The argument for giving the death penalty to child rapists has grown strong in recent times, considering the seriousness of the crime, and how such sickos go back to lead normal lives and continue to be threats to the safety of children.
But on Thursday, the central government told the Supreme Court that it was against capital punishment for those who rape children. And even as the wisdom of such a decision is being questioned because of the rising number of child rapes, on Friday, a private member's Bill was tabled in the Rajya Sabha by a prominent BJP lawmaker to make the death penalty mandatory for cow slaughter. Yes, it is not a joke.
A Cow Protection Bill that calls for capital punishment
For sure, the Bill was not moved by the government but it was moved by BJP lawmaker Subramanian Swamy, and although it may not reflect the government's thinking on the matter, it shows how lopsided the priorities of India's lawmakers – and the ruling party– are.
Swamy introduced the Cow Protection Bill, 2017, in the Rajya Sabha, seeking capital punishment for those who slaughter cows. The Bill wants to create "an authority to ensure stabilisation of population of cows" and provide deterrent punishment to those who slaughter cows.
"It was the British who made cow slaughter fashionable in our country. Modern science says cows have many scientific uses. Urea is used to make modern allopathic medicines. The U.S has given patents for urine to be used in medicine," Swamy said while introducing the bill.
He further added, "Our ancient rishis have told us this. The veneration of the cows is justifiable for these reasons. We should set up gaushalas in every village. Because cow meat has such high export value, we need a strong punishment as a deterrent.
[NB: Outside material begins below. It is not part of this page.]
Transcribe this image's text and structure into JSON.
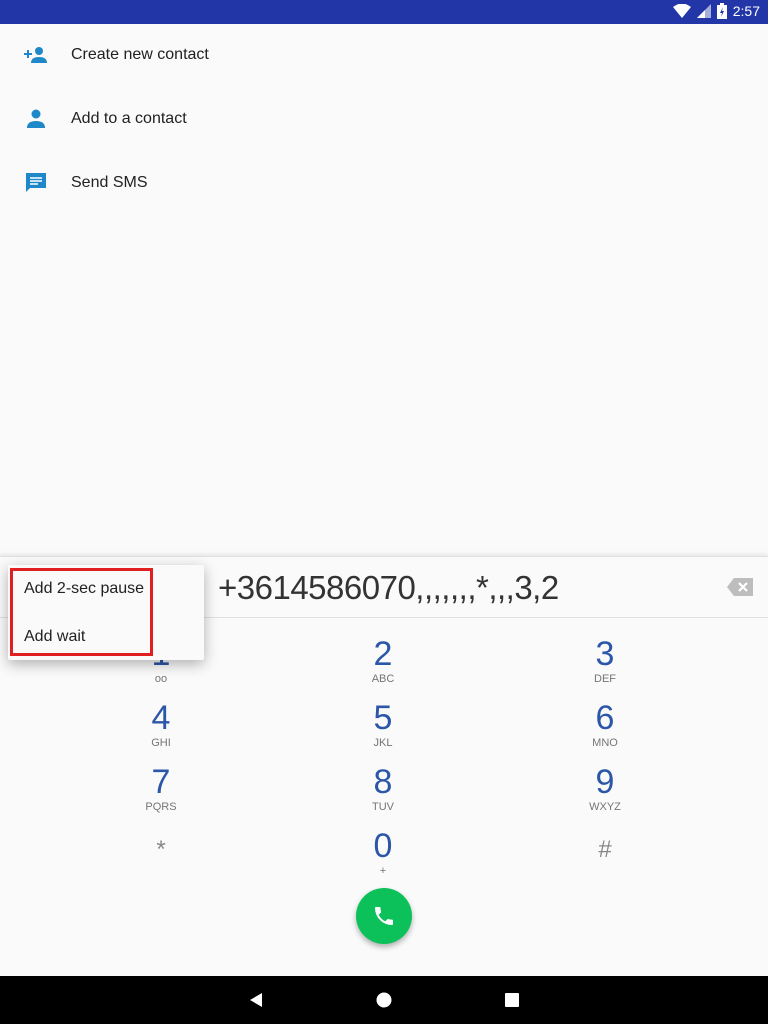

Capital punishment."
Swamy withdrew the Bill on Friday under pressure from his party bosses.
Death penalty for child rapists
On the other hand, additional solicitor general PS Narasimha has told the Supreme Court that "death penalty is not the answer for everything", despite the unending stream of reports of child rape and murder almost on a daily basis.
The Centre opposed death penalty to paedophiles and rapists despite a increasing public outcry for a deterrent punishment. The government also made it clear that it would not make any amendments to the existing laws on child abuse.
Narasimha said the current Protection of Children from Sexual Offences Act has stringent provisions for punishing those who sexually assault children. Those who are accused of raping a child can get a minimum of 10 years of imprisonment and a maximum penalty of life imprisonment. If it is a gangrape of a minor, the punishment could range from 20 years to life imprisonment.
Cows over children, the Indian logic
We live in a strange political milieu that seeks to accord protection to cows but can tolerate the rising atrocities against children -- despite the many reports daily that show existing laws are hardly a deterrent to child abusers.
Children are our future and those who brutalise them deserve little sympathy. But in our country it is now the new normal for reports of child rape and murder to be subsumed by headlines on the need to protect the cow, by the reports that seek to attribute a scientific aura to beliefs about the medicinal properties of cow dung and urine, and such absurd truths.
Somewhere the ruling party and the government seem to have lost the plot: give the cows all the protection they need, but don't ignore our children's safety. The zeal for the protection of cows can be endlessly debated, but the lack of interest in protecting our children from sexual predators cannot be pardoned. What we need is quick, decisive action before things spiral out of control.